Problem:
Please write out all of the entries without altering anything.

Saved data entries
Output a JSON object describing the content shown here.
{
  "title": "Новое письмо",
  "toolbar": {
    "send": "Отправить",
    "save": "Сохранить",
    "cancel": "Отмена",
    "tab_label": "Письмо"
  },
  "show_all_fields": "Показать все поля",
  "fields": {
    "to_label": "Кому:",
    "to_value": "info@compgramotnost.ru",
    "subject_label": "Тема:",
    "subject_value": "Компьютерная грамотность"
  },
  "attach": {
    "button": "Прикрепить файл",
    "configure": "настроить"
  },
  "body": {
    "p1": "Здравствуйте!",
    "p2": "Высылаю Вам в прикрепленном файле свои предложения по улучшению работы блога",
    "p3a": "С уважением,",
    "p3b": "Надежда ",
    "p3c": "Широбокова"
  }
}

Problem solution:
Output a JSON object describing the content shown here.
{
  "title": "Новое письмо",
  "toolbar": {
    "send": "Отправить",
    "save": "Сохранить",
    "cancel": "Отмена",
    "tab_label": "Письмо"
  },
  "show_all_fields": "Показать все поля",
  "fields": {
    "to_label": "Кому:",
    "to_value": "info@compgramotnost.ru",
    "subject_label": "Тема:",
    "subject_value": "Компьютерная грамотность"
  },
  "attach": {
    "button": "Прикрепить файл",
    "configure": "настроить"
  },
  "body": {
    "p1": "Здравствуйте!",
    "p2": "Высылаю Вам в прикрепленном файле свои предложения по улучшению работы блога",
    "p3a": "С уважением,",
    "p3b": "Надежда ",
    "p3c": "Широбокова"
  }
}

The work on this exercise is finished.